As a journalist and filmmaker by education, I have always been keenly interested in what makes a great story. At the most basic level, you need interesting characters doing interesting things. But once you have those, you still must decide how best to tell the story. Where to begin? Often, the worst thing you can do is start at the beginning.
As you may know, there’s a long and rich tradition of authors starting stories other than at the beginning. Your high school English teacher likely told you about “in medias res,” Latin for “in the middle.” Homer was a master at this, as was Dante.
Much more recently, film and television writers have adopted this “middle ground” approach. Films like “Forrest Gump” and TV shows such as “Breaking Bad” have used this technique to good effect. In truth, it’s now much more common to start a mystery with a body on the floor – a murder already committed – than by first introducing a parade of eventual suspects. The suspects will be needed, of course, but first we must see a pool of blood.
The concept of starting in the middle is not just for epic poems and films; the same approach can be used to great effect in speeches. If you have a story to tell, think about how best to involve your audience in it. Often that means finding the most dramatic moment – or the moment of greatest impact – and starting there.
An example may prove beneficial. Imagine you are speaking on “the importance of learning CPR.” Why are you presenting on this topic? You are a longtime volunteer with the American Heart Association. Your father passed away of a heart attack when you were still a youth. You were not around to help him, but you vowed to be able to help others if needed by learning CPR. And you not only learned CPR, but you have helped train others for years.

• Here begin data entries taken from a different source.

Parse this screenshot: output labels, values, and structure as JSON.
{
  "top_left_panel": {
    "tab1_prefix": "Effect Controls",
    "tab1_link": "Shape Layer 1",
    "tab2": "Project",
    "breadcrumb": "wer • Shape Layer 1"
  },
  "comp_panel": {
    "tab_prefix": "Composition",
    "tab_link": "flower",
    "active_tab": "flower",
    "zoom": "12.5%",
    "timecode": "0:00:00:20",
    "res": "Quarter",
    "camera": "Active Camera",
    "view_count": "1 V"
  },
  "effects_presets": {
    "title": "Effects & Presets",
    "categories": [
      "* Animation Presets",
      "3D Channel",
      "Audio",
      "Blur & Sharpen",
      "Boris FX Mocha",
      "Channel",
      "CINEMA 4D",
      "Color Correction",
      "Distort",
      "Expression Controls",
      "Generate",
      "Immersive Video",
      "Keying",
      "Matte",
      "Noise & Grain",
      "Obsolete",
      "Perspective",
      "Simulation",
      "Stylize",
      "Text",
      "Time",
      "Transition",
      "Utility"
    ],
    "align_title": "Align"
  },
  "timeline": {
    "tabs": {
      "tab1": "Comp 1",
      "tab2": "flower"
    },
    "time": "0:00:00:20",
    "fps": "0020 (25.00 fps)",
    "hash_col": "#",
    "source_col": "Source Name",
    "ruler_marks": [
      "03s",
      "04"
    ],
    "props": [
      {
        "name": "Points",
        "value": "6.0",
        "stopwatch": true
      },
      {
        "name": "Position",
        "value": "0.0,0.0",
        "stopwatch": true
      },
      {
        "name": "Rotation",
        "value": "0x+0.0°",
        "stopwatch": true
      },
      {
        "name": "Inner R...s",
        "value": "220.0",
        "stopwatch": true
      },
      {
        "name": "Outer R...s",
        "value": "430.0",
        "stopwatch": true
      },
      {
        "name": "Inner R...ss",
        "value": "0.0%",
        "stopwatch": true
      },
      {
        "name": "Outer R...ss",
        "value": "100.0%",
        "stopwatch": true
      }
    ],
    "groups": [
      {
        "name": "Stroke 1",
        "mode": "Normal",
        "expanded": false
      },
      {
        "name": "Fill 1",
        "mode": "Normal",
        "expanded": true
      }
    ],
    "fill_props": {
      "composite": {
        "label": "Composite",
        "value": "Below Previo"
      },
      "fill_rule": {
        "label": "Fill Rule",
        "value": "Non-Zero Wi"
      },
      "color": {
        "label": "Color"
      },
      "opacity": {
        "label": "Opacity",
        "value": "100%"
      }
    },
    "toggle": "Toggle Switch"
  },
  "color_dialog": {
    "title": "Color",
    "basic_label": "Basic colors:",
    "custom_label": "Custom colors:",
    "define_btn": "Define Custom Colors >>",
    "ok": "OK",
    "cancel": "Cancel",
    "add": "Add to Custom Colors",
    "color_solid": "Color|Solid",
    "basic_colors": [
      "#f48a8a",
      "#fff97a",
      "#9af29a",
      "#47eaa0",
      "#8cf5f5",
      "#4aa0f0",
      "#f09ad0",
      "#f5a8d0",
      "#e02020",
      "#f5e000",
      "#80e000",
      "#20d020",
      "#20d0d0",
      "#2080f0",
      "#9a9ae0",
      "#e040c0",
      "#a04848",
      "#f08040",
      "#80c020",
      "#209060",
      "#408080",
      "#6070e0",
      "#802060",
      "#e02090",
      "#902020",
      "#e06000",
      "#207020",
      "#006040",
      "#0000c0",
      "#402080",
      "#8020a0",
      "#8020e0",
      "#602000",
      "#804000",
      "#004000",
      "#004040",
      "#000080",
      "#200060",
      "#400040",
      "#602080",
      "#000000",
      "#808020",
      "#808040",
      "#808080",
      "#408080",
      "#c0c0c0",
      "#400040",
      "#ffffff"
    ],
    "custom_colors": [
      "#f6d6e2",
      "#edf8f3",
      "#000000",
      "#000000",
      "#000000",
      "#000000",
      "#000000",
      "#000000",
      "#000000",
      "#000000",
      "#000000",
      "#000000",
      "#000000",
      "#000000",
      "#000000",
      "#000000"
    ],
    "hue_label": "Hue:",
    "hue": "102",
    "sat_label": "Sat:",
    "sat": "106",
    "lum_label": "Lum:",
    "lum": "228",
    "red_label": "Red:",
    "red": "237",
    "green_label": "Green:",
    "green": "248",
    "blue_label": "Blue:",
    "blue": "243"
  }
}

Now, there are lots of ways to approach this (or any) topic. For example, you could share statistics showing how CPR can increase the chances of survival following a cardiac arrest. You might talk about how long it takes to be trained, and where training is available. Or perhaps you talk about the number of people you’ve trained and what that means to you. But if you really want to engage and energize your audience, you could begin “in medias res,” at the moment your father collapsed while on a business trip to Boise. Imagine a speech that starts like this:
“The diners in the roadside restaurant froze in panic. The well-dressed man in the suit and tie had collapsed to the floor in a heap. No warning, just a thud, and he was down. The men with whom he had been dining jumped to their feet. One rushed to his side and loosened his tie, but seemed unsure what to do next. Precious seconds slipped away, and with them the fallen man’s chance of survival. My friends, that was the night my father died…”
Even the most apathetic audience member would have a hard time not being hooked by an opening like that. Obviously, this is an extreme example, and not every topic will lend itself to a scene of life and death. But the point is, with careful thought, you can often grab (and keep) your audience’s attention by beginning in the middle.